In brilliant autumn sunshine, senior members of the monarchy joined Prime Minister David Cameron, military chiefs, servicemen and women and thousands of watching spectators in paying their respects.
When the first stroke of eleven sounded from nearby Big Ben, Whitehall observed a two-minute silence only punctuated by the hum of distant London traffic and birds.
The Queen laid the first wreath, followed by the Duke of Edinburgh.
Then the Duke of Cambridge, wearing his RAF uniform, laid a wreath, under the gaze of the Duchess of Cambridge, who watched from a balcony at the Foreign Office alongside the Countess of Wessex and the Princess Royal's husband Vice Admiral Sir Timothy Lawrence.
William was followed by the Duke of York, the Earl of Wessex, the Princess Royal, Prince Michael of Kent and Field Marshal Lord Guthrie of Craigiebank.
Wreaths were also laid by Mr Cameron, Liberal Democrat leader Nick Clegg, opposition leader Ed Miliband and Westminster Plaid Cymru group leader Elfyn Llwyd, as well as high commissioners from Commonwealth countries and leaders of the Armed Forces.

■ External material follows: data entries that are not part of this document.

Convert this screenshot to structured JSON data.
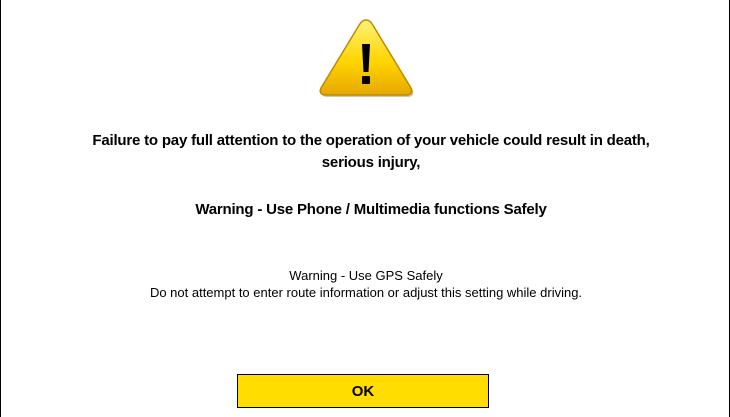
{
  "dialog": {
    "icon": "warning-triangle-icon",
    "headline_line1": "Failure to pay full attention to the operation of your vehicle could result in death,",
    "headline_line2": "serious injury,",
    "phone_warning": "Warning - Use Phone / Multimedia functions Safely",
    "gps_warning_title": "Warning - Use GPS Safely",
    "gps_warning_text": "Do not attempt to enter route information or adjust this setting while driving.",
    "ok_label": "OK"
  },
  "colors": {
    "button_bg": "#ffdd00",
    "icon_fill": "#ffd700",
    "text": "#000000",
    "background": "#ffffff"
  }
}
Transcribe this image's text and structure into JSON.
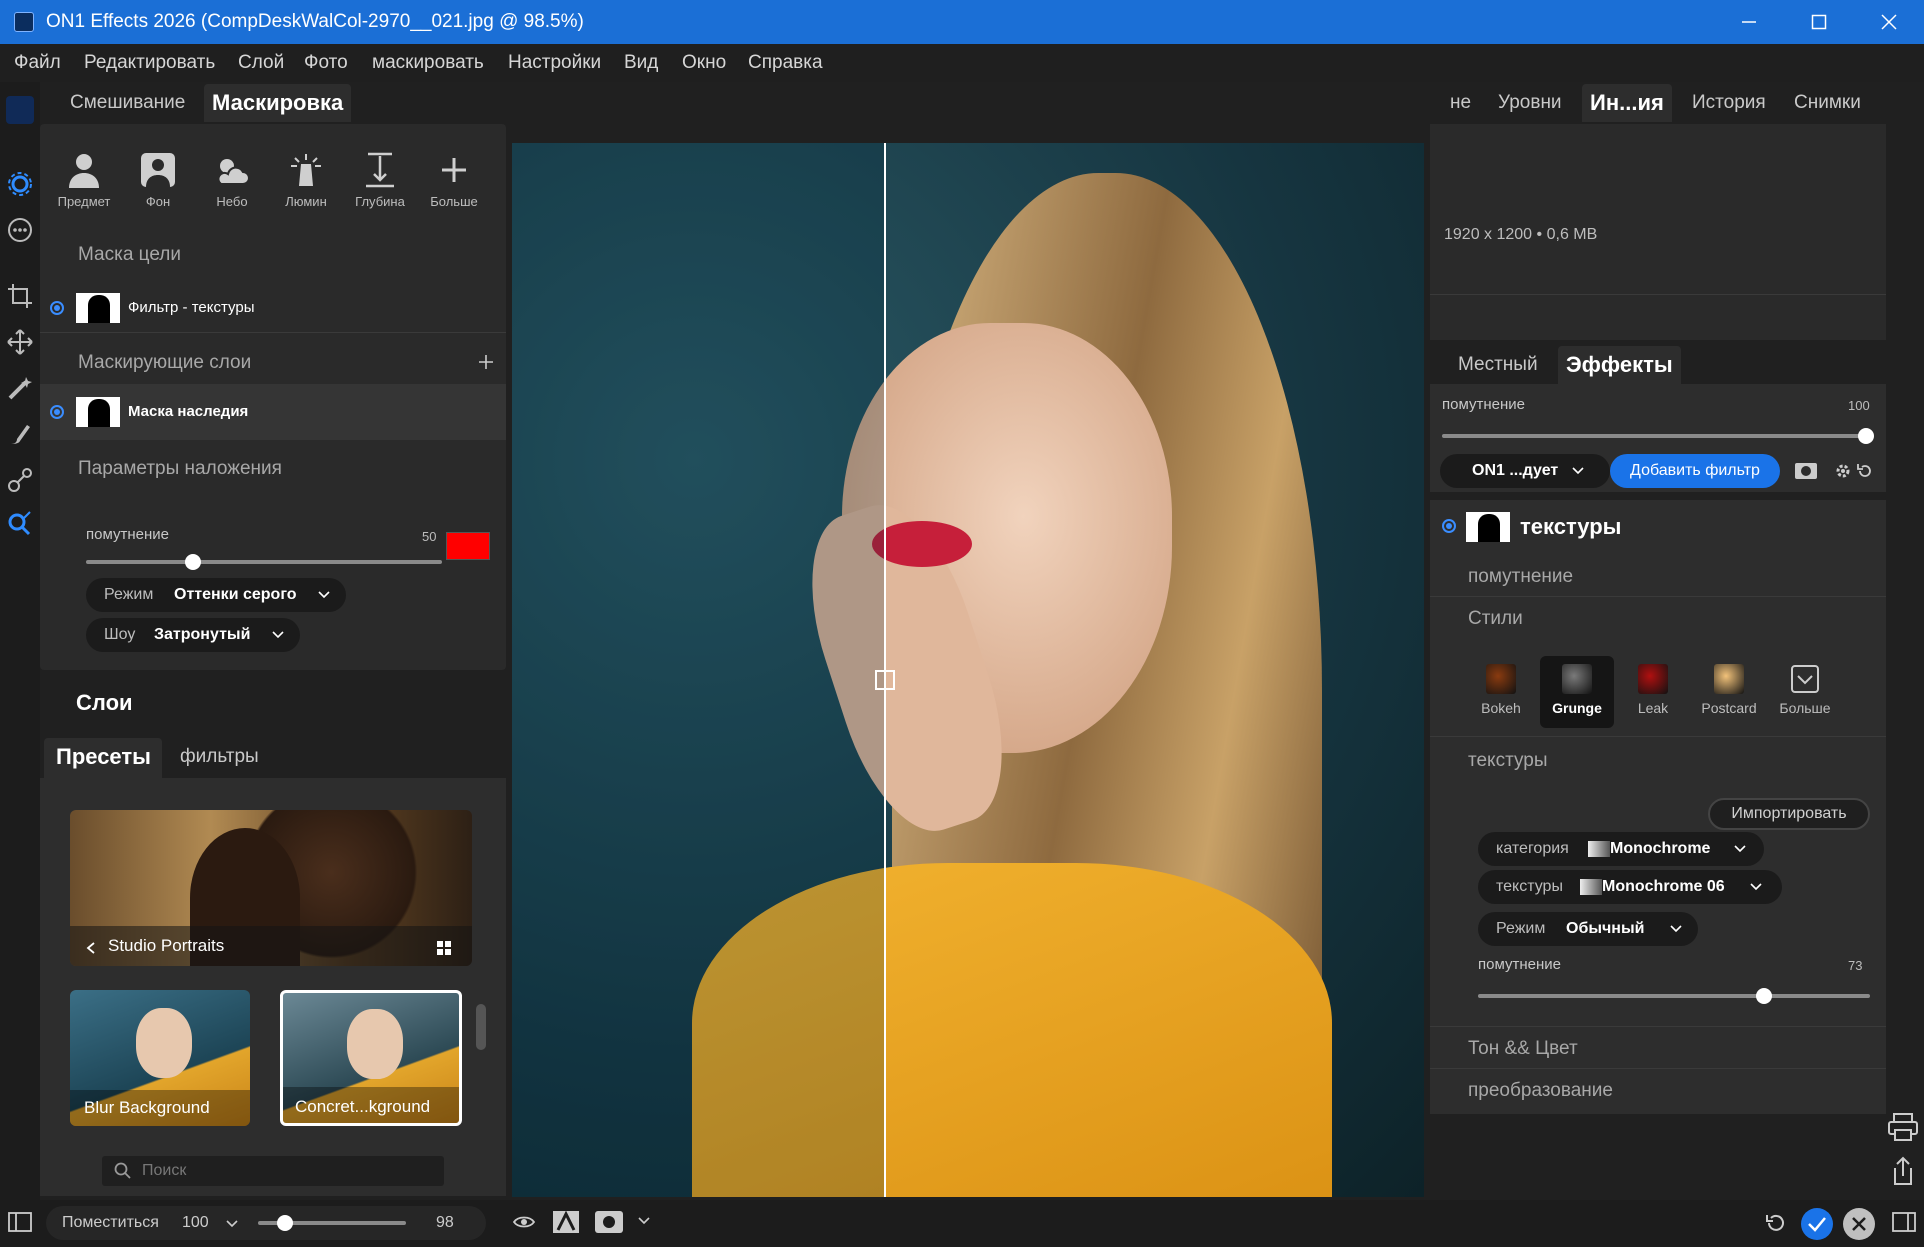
{
  "window": {
    "title": "ON1 Effects 2026 (CompDeskWalCol-2970__021.jpg @ 98.5%)"
  },
  "menu": [
    "Файл",
    "Редактировать",
    "Слой",
    "Фото",
    "маскировать",
    "Настройки",
    "Вид",
    "Окно",
    "Справка"
  ],
  "left_tabs": {
    "blend": "Смешивание",
    "mask": "Маскировка"
  },
  "mask_tools": [
    {
      "label": "Предмет",
      "icon": "person-icon"
    },
    {
      "label": "Фон",
      "icon": "background-icon"
    },
    {
      "label": "Небо",
      "icon": "sky-icon"
    },
    {
      "label": "Люмин",
      "icon": "luminosity-icon"
    },
    {
      "label": "Глубина",
      "icon": "depth-icon"
    },
    {
      "label": "Больше",
      "icon": "plus-icon"
    }
  ],
  "target_mask": {
    "header": "Маска цели",
    "item": "Фильтр - текстуры"
  },
  "masking_layers": {
    "header": "Маскирующие слои",
    "item": "Маска наследия"
  },
  "overlay": {
    "header": "Параметры наложения",
    "opacity_label": "помутнение",
    "opacity_value": "50",
    "opacity_fraction": 0.3,
    "color": "#ff0000",
    "mode_label": "Режим",
    "mode_value": "Оттенки серого",
    "show_label": "Шоу",
    "show_value": "Затронутый"
  },
  "layers_header": "Слои",
  "browser_tabs": {
    "presets": "Пресеты",
    "filters": "фильтры"
  },
  "presets": {
    "category": "Studio Portraits",
    "items": [
      "Blur Background",
      "Concret...kground"
    ]
  },
  "search": {
    "placeholder": "Поиск"
  },
  "right_tabs": [
    "не",
    "Уровни",
    "Ин...ия",
    "История",
    "Снимки"
  ],
  "info": {
    "dimensions": "1920 x 1200",
    "size": "0,6 MB",
    "separator": "•"
  },
  "effects_tabs": {
    "local": "Местный",
    "effects": "Эффекты"
  },
  "master_opacity": {
    "label": "помутнение",
    "value": "100",
    "fraction": 1.0
  },
  "filter_toolbar": {
    "preset_dropdown": "ON1 ...дует",
    "add_filter": "Добавить фильтр"
  },
  "filter": {
    "name": "текстуры",
    "opacity_section": "помутнение",
    "styles_section": "Стили",
    "styles": [
      {
        "label": "Bokeh",
        "selected": false,
        "color": "#8a3b10"
      },
      {
        "label": "Grunge",
        "selected": true,
        "color": "#7a7a7a"
      },
      {
        "label": "Leak",
        "selected": false,
        "color": "#b01010"
      },
      {
        "label": "Postcard",
        "selected": false,
        "color": "#f2c27a"
      },
      {
        "label": "Больше",
        "selected": false,
        "color": ""
      }
    ],
    "textures_section": "текстуры",
    "import_button": "Импортировать",
    "category_label": "категория",
    "category_value": "Monochrome",
    "texture_label": "текстуры",
    "texture_value": "Monochrome 06",
    "mode_label": "Режим",
    "mode_value": "Обычный",
    "opacity_label": "помутнение",
    "opacity_value": "73",
    "opacity_fraction": 0.73,
    "tone_section": "Тон && Цвет",
    "transform_section": "преобразование"
  },
  "statusbar": {
    "fit_label": "Поместиться",
    "zoom_value": "100",
    "zoom_slider_value": "98",
    "zoom_fraction": 0.18
  }
}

The Prince of Wales and Duchess of Cornwall earlier attended a ceremony in Auckland as part of their Jubilee tour of New Zealand. Under grey skies the royals sat with New Zealand's prime minister John Key, veterans from across the decades, and members of the public around the Auckland Cenotaph.
The Duke of Kent was also overseas, representing the Queen at a service in the Falkland Islands.